1. Unilateral mistakes occur when only one party is mistaken
about a material fact regarding the subject matter of the
a. General rule is that the mistaken party is not
permitted to rescind the contract.
b. If the other party knew or should have known of the
mistake and took advantage of it, then the mistaken
party may rescind. And it the mistake occurred
because of a clerical or mathematical error that was
not the result of gross negligence, the party
committing this type of error can rescind. And
finally, if the mistake is so serious that enforcing the
contract would be unconscionable.
2. Mutual mistakes occur when both parties are mistaken
about the contract.
a. Mistake of fact concerns the essence or object of the
contract. Either party may rescind.
b. Mistake of value regards the value of the essence or

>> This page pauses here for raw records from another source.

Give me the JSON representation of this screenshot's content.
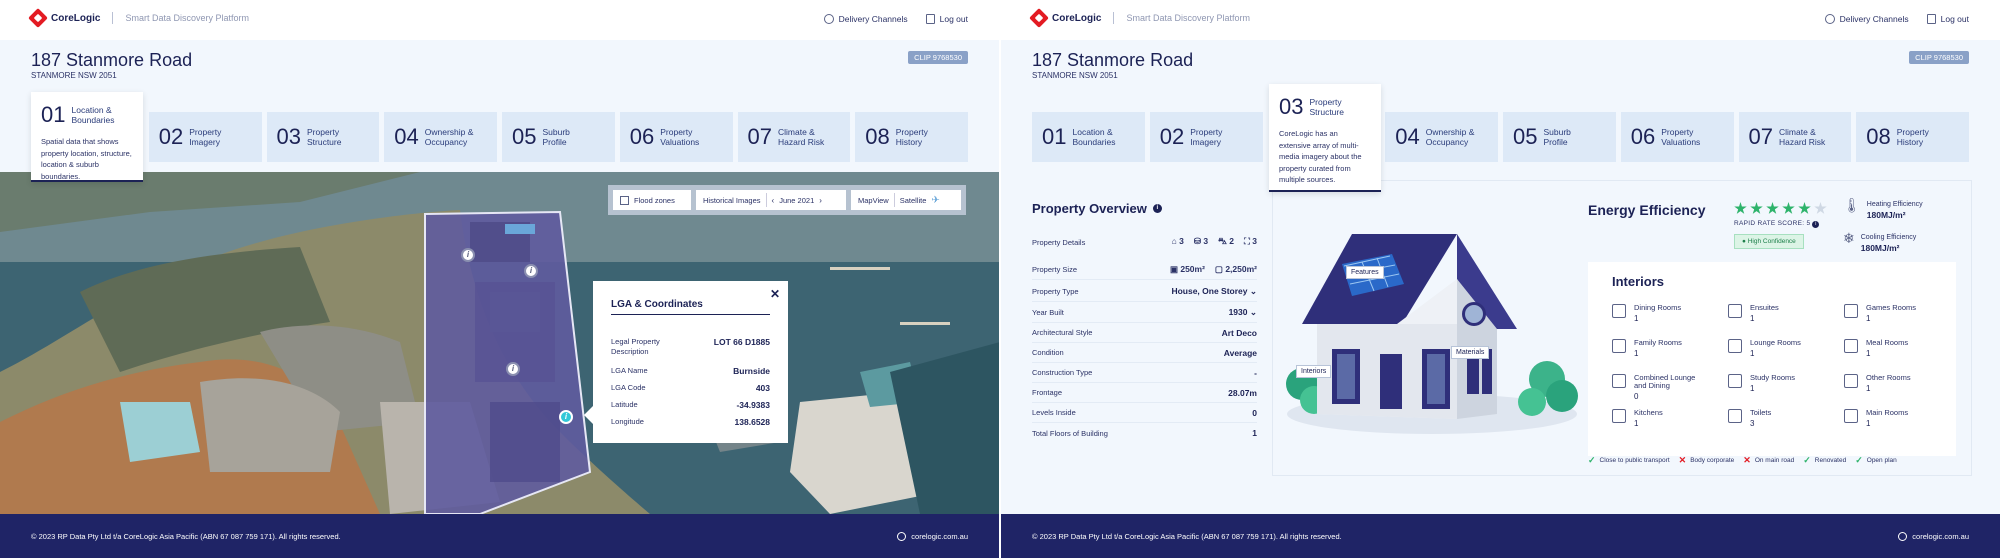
{
  "left": {
    "header": {
      "brand": "CoreLogic",
      "platform": "Smart Data Discovery Platform",
      "delivery": "Delivery Channels",
      "logout": "Log out"
    },
    "address": {
      "title": "187 Stanmore Road",
      "suburb": "STANMORE NSW 2051",
      "clip": "CLIP 9768530"
    },
    "steps": [
      {
        "num": "01",
        "label": "Location & Boundaries",
        "desc": "Spatial data that shows property location, structure, location & suburb boundaries."
      },
      {
        "num": "02",
        "label": "Property Imagery"
      },
      {
        "num": "03",
        "label": "Property Structure"
      },
      {
        "num": "04",
        "label": "Ownership & Occupancy"
      },
      {
        "num": "05",
        "label": "Suburb Profile"
      },
      {
        "num": "06",
        "label": "Property Valuations"
      },
      {
        "num": "07",
        "label": "Climate & Hazard Risk"
      },
      {
        "num": "08",
        "label": "Property History"
      }
    ],
    "controls": {
      "flood": "Flood zones",
      "historical": "Historical Images",
      "date": "June 2021",
      "mapview": "MapView",
      "satellite": "Satellite"
    },
    "lga": {
      "title": "LGA & Coordinates",
      "rows": [
        {
          "k": "Legal Property Description",
          "v": "LOT 66 D1885"
        },
        {
          "k": "LGA Name",
          "v": "Burnside"
        },
        {
          "k": "LGA Code",
          "v": "403"
        },
        {
          "k": "Latitude",
          "v": "-34.9383"
        },
        {
          "k": "Longitude",
          "v": "138.6528"
        }
      ]
    },
    "footer": {
      "copy": "© 2023 RP Data Pty Ltd t/a CoreLogic Asia Pacific (ABN 67 087 759 171). All rights reserved.",
      "site": "corelogic.com.au"
    }
  },
  "right": {
    "header": {
      "brand": "CoreLogic",
      "platform": "Smart Data Discovery Platform",
      "delivery": "Delivery Channels",
      "logout": "Log out"
    },
    "address": {
      "title": "187 Stanmore Road",
      "suburb": "STANMORE NSW 2051",
      "clip": "CLIP 9768530"
    },
    "steps": [
      {
        "num": "01",
        "label": "Location & Boundaries"
      },
      {
        "num": "02",
        "label": "Property Imagery"
      },
      {
        "num": "03",
        "label": "Property Structure",
        "desc": "CoreLogic has an extensive array of multi-media imagery about the property curated from multiple sources."
      },
      {
        "num": "04",
        "label": "Ownership & Occupancy"
      },
      {
        "num": "05",
        "label": "Suburb Profile"
      },
      {
        "num": "06",
        "label": "Property Valuations"
      },
      {
        "num": "07",
        "label": "Climate & Hazard Risk"
      },
      {
        "num": "08",
        "label": "Property History"
      }
    ],
    "overview": {
      "title": "Property Overview",
      "details_label": "Property Details",
      "beds": "3",
      "baths": "3",
      "cars": "2",
      "lounges": "3",
      "size_label": "Property Size",
      "floor": "250m²",
      "land": "2,250m²",
      "rows": [
        {
          "k": "Property Type",
          "v": "House, One Storey"
        },
        {
          "k": "Year Built",
          "v": "1930"
        },
        {
          "k": "Architectural Style",
          "v": "Art Deco"
        },
        {
          "k": "Condition",
          "v": "Average"
        },
        {
          "k": "Construction Type",
          "v": "-"
        },
        {
          "k": "Frontage",
          "v": "28.07m"
        },
        {
          "k": "Levels Inside",
          "v": "0"
        },
        {
          "k": "Total Floors of Building",
          "v": "1"
        }
      ]
    },
    "house_labels": {
      "features": "Features",
      "materials": "Materials",
      "interiors": "Interiors"
    },
    "energy": {
      "title": "Energy Efficiency",
      "rating": 5,
      "rating_max": 6,
      "rapid": "RAPID RATE SCORE: 5",
      "confidence": "High Confidence",
      "heating_label": "Heating Efficiency",
      "heating": "180MJ/m²",
      "cooling_label": "Cooling Efficiency",
      "cooling": "180MJ/m²"
    },
    "interiors": {
      "title": "Interiors",
      "items": [
        {
          "label": "Dining Rooms",
          "n": "1"
        },
        {
          "label": "Ensuites",
          "n": "1"
        },
        {
          "label": "Games Rooms",
          "n": "1"
        },
        {
          "label": "Family Rooms",
          "n": "1"
        },
        {
          "label": "Lounge Rooms",
          "n": "1"
        },
        {
          "label": "Meal Rooms",
          "n": "1"
        },
        {
          "label": "Combined Lounge and Dining",
          "n": "0"
        },
        {
          "label": "Study Rooms",
          "n": "1"
        },
        {
          "label": "Other Rooms",
          "n": "1"
        },
        {
          "label": "Kitchens",
          "n": "1"
        },
        {
          "label": "Toilets",
          "n": "3"
        },
        {
          "label": "Main Rooms",
          "n": "1"
        }
      ]
    },
    "tags": [
      {
        "label": "Close to public transport",
        "ok": true
      },
      {
        "label": "Body corporate",
        "ok": false
      },
      {
        "label": "On main road",
        "ok": false
      },
      {
        "label": "Renovated",
        "ok": true
      },
      {
        "label": "Open plan",
        "ok": true
      }
    ],
    "footer": {
      "copy": "© 2023 RP Data Pty Ltd t/a CoreLogic Asia Pacific (ABN 67 087 759 171). All rights reserved.",
      "site": "corelogic.com.au"
    }
  }
}
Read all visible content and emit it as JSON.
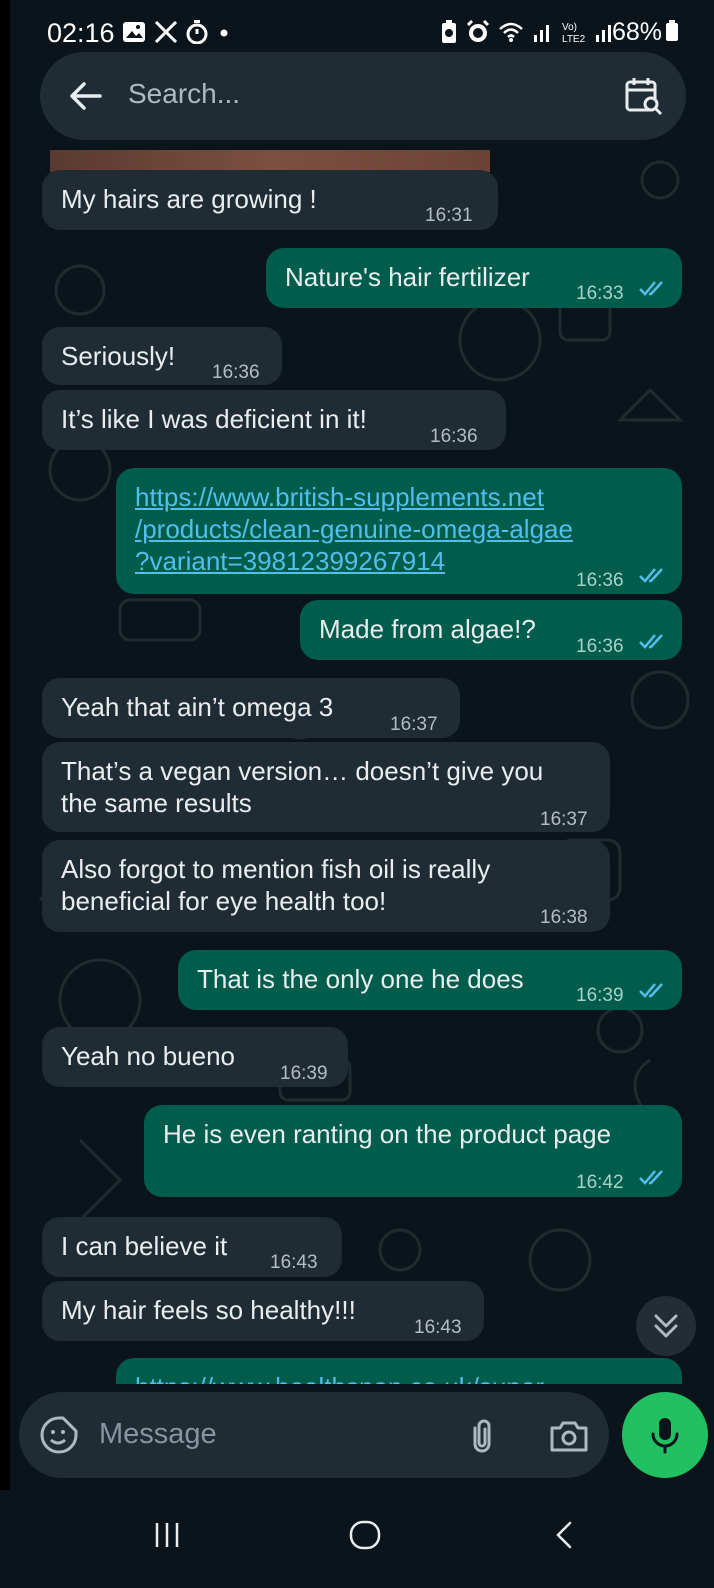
{
  "status_bar": {
    "time": "02:16",
    "battery": "68%",
    "left_icons": [
      "gallery-icon",
      "x-icon",
      "timer-icon",
      "dot-icon"
    ],
    "right_icons": [
      "battery-saver-icon",
      "alarm-icon",
      "wifi-icon",
      "signal-icon",
      "volte-icon",
      "signal-icon-2",
      "battery-icon"
    ],
    "network_label": "Vo)\nLTE2"
  },
  "search": {
    "placeholder": "Search..."
  },
  "messages": [
    {
      "dir": "in",
      "text": "My hairs are growing !",
      "time": "16:31"
    },
    {
      "dir": "out",
      "text": "Nature's hair fertilizer",
      "time": "16:33"
    },
    {
      "dir": "in",
      "text": "Seriously!",
      "time": "16:36"
    },
    {
      "dir": "in",
      "text": "It’s like I was deficient in it!",
      "time": "16:36"
    },
    {
      "dir": "out",
      "link": true,
      "text": "https://www.british-supplements.net\n/products/clean-genuine-omega-algae\n?variant=39812399267914",
      "time": "16:36"
    },
    {
      "dir": "out",
      "text": "Made from algae!?",
      "time": "16:36"
    },
    {
      "dir": "in",
      "text": "Yeah that ain’t omega 3",
      "time": "16:37"
    },
    {
      "dir": "in",
      "text": "That’s a vegan version… doesn’t give you\nthe same results",
      "time": "16:37"
    },
    {
      "dir": "in",
      "text": "Also forgot to mention fish oil is really\nbeneficial for eye health too!",
      "time": "16:38"
    },
    {
      "dir": "out",
      "text": "That is the only one he does",
      "time": "16:39"
    },
    {
      "dir": "in",
      "text": "Yeah no bueno",
      "time": "16:39"
    },
    {
      "dir": "out",
      "text": "He is even ranting on the product page",
      "time": "16:42"
    },
    {
      "dir": "in",
      "text": "I can believe it",
      "time": "16:43"
    },
    {
      "dir": "in",
      "text": "My hair feels so healthy!!!",
      "time": "16:43"
    },
    {
      "dir": "out",
      "link": true,
      "text": "https://www.healthspan.co.uk/super",
      "time": ""
    }
  ],
  "composer": {
    "placeholder": "Message"
  },
  "colors": {
    "background": "#0b141a",
    "incoming_bubble": "#202c33",
    "outgoing_bubble": "#005c4b",
    "link": "#53bdeb",
    "read_ticks": "#53bdeb",
    "mic_button": "#21c063"
  },
  "icons": {
    "back": "back-arrow-icon",
    "calendar_search": "calendar-search-icon",
    "emoji": "sticker-emoji-icon",
    "attach": "paperclip-icon",
    "camera": "camera-icon",
    "mic": "mic-icon",
    "scroll_down": "double-chevron-down-icon",
    "nav_recent": "recent-apps-icon",
    "nav_home": "home-icon",
    "nav_back": "back-chevron-icon"
  }
}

object of the contract. Neither party can rescind.
B. FRAUDULENT MISREPRESENTATION, also called
fraud or deceit, occurs when a person intentionally makes an
assertion that is not in accord with the facts.
a. false representation of a material fact
b. intent to deceive
c. justifiable reliance on the false representation
The innocent party may rescind and obtain restitution or may enforce the contract and sue for damages.
2. Types of fraud include:
a. fraud in the inception occurs when the innocent
party is deceived about the nature of their act.
b. fraud in the inducement occurs when the party is
fraudulently induced to enter a contract.
c. fraud by concealment occurs when the other party
acts to conceal a material fact from the other party.
d. silence as misrepresentation occurs if the party is
under a legal obligation to disclose a material facts
and fails to do so.
e. misrepresentation of law occurs when a less
sophisticated party is intentionally deceived
regarding the law by a professional party.
3. Innocent misrepresentation contains all of the elements of
fraud except intent. The remedy is rescission, but no
C. UNDUE INFLUENCE occurs when one person takes
advantage of another's mental, emotional, or physical weakness
and unduly persuades that person to enter into a contract.
1. Undue influence has two elements:
a. A fiduciary or confidential relationship existed
between the dominant and servient parties.
b. The dominant party unduly used their influence to
persuade the servient party to enter into a contract.
Presumption: If a dominant party enters into a contract
with the servient party which benefits the dominant
party, the law presumes undue influence. But the
presumption is rebuttable.
2. Duress occurs when one party threatens to do some
wrongful act against the other party unless the other party
enters into a contract. Some examples of duress include:
a. physical duress
c. economic duress
D. STATUTE OF FRAUDS. By statute, certain contracts are
required to be in writing to be enforceable.
1. Requirement of writing
a. Transfer of interests in real property include the sale
of land, buildings and things attached to land, leases
for a term of over one year, and easements.
b. Contracts that cannot be performed within one year
of their formation.
c. Collateral contracts to answer for the debts of
another, unless the main purpose of the promise is
for the benefit of the promisor.
d. Promises in consideration of marriage.
e. Contracts for the sale of goods costing $500 or
2. Promissory estoppel prevents the application of the
Statute of Frauds to prevent injury or unjust enrichment.
This is the same equitable doctrine which prevents a
promisor, in certain situations, from revoking a promise
unsupported by consideration.
E. SUFFICIENCY OF THE WRITING
1. Sufficiency of writing
a. Does not have to be formal or drafted by a lawyer.
Any writing will do, including a letter.
b. It must be signed, but only by the party against
whom enforcement of the contract is sought. A
variety of things constitute a signature, including
c. Several writing may be combined to constitute the
entire agreement by formally referencing another
writing or by just being collected together by paper
clip, file folder or even in one envelope.
2. Parol evidence rule provides that if a written contract is a
complete integration of the agreement of the parties, then
any prior or contemporaneous statements (oral or written)
are inadmissible as evidence to alter or contradict the
terms of the written contract.
a. Parol evidence may be used to:
(1) prove mistake, fraud, misrepresentation,
undue influence or duress.
(2) explain ambiguous language.
(3) explain a prior course of dealings or course of
performance between the parties or explain a
usage of trade.
(4) fill in the gaps in a contract.
(5) correct obvious clerical or typographical
3. Interpretation of contracts is sometimes necessary because
of disagreement over the meaning of words used. The
courts have developed rules for interpreting contracts as
a. Ordinary words are given their usual dictionary
b. Technical words are given their technical meaning,
unless a different meaning is clearly intended.
c. Specific terms are presumed to qualify general
d. Typed words prevail over preprinted words;
handwritten words prevail over both preprinted and
e. Ambiguities in the contract are resolved against the
party who drafted the contract.
f. Unless otherwise agreed, words will be given their
usual meaning in the trade if both parties are
members of the same trade.
g. Words will be interpreted to promote the principal
object of the contract.